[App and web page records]
[Start of section]

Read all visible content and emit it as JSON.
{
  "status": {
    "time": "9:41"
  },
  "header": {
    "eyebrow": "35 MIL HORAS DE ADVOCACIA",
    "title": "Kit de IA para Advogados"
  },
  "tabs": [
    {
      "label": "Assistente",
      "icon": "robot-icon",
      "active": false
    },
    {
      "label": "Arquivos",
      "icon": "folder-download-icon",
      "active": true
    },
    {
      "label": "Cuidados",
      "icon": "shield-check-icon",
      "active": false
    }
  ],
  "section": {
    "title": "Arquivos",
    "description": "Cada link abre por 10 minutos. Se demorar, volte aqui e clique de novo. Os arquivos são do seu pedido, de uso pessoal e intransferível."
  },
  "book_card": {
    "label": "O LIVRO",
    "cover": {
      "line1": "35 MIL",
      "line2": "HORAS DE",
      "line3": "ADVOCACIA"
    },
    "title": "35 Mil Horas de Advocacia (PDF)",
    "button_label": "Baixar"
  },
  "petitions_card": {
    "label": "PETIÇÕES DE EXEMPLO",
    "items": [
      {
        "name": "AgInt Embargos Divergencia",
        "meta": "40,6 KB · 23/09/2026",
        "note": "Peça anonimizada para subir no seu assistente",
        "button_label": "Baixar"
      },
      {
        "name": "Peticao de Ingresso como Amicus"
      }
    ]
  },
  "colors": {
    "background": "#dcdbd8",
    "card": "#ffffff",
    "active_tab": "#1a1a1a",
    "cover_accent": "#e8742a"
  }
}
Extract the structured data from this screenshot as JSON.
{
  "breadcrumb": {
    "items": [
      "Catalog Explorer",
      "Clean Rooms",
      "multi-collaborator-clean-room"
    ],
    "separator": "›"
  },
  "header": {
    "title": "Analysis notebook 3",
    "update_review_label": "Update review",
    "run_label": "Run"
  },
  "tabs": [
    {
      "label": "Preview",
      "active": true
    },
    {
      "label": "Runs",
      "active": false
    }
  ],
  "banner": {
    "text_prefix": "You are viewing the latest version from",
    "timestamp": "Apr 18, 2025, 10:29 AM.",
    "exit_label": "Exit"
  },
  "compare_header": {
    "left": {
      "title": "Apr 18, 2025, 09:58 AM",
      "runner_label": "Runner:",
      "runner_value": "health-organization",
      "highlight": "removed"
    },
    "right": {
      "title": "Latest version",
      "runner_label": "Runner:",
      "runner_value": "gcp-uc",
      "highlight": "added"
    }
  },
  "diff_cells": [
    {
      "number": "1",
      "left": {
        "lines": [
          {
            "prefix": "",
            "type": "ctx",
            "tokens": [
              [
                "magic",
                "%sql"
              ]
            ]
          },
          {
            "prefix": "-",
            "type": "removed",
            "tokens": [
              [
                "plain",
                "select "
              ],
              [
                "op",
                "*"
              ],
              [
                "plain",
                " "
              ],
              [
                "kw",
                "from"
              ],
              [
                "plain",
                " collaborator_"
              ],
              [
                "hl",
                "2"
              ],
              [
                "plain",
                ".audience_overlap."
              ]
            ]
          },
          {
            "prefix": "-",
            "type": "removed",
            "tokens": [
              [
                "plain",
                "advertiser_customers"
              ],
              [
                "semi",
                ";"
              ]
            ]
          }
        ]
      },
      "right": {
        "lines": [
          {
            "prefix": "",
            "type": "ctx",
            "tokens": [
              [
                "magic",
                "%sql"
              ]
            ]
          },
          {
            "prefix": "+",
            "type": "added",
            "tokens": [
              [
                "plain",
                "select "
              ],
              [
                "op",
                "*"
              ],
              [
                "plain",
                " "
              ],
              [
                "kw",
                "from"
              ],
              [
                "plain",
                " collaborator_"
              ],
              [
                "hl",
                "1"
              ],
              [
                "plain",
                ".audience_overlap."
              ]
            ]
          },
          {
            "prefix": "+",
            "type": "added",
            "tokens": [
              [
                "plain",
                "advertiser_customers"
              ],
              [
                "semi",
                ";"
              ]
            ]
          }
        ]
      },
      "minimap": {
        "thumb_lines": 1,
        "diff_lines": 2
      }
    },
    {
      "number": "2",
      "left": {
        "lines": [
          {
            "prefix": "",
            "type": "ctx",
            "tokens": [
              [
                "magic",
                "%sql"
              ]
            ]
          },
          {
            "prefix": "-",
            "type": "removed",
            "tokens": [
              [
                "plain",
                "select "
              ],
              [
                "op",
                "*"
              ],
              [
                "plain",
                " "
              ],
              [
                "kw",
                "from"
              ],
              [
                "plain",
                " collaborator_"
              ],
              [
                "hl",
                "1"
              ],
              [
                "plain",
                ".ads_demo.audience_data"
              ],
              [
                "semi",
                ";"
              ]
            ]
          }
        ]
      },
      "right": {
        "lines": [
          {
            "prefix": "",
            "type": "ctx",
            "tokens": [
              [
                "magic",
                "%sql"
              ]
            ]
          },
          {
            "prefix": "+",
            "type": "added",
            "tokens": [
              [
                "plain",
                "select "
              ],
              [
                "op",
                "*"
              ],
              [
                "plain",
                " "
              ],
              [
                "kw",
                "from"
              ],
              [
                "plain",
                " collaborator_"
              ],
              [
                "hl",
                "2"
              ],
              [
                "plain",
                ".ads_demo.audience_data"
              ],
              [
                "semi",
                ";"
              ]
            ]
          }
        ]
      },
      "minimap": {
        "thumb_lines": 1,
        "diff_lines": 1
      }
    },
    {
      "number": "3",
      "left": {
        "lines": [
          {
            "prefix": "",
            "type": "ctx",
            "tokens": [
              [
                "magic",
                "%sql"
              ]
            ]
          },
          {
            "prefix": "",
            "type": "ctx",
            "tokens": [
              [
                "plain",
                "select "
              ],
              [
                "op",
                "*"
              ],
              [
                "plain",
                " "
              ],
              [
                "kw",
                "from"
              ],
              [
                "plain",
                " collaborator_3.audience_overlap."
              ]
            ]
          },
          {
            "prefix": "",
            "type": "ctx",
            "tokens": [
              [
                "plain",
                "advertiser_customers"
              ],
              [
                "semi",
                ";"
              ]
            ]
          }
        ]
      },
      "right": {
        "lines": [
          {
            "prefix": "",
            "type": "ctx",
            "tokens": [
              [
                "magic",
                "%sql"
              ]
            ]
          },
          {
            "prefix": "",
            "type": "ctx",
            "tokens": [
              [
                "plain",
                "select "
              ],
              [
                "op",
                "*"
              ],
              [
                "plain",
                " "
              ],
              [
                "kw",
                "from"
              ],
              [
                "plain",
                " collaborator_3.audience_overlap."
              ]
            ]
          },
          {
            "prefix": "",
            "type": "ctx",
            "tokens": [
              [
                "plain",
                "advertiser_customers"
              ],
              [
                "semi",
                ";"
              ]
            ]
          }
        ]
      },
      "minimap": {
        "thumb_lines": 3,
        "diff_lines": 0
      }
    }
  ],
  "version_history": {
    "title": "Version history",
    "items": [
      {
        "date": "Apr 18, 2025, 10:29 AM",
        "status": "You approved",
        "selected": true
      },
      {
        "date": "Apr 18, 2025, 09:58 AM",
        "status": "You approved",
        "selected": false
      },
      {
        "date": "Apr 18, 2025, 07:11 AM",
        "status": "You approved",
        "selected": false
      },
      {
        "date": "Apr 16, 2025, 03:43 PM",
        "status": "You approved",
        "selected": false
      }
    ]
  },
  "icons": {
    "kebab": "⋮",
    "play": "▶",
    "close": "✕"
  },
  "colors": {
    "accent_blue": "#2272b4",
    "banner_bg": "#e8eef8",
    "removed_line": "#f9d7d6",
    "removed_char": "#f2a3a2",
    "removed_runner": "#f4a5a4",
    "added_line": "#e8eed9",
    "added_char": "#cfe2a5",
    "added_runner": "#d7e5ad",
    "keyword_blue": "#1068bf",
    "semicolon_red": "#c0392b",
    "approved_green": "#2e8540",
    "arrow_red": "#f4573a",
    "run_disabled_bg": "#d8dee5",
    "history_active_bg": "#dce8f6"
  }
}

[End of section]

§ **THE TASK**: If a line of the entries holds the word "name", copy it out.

§ **THE ANSWER**:
        "name": "AgInt Embargos Divergencia",
        "name": "Peticao de Ingresso como Amicus"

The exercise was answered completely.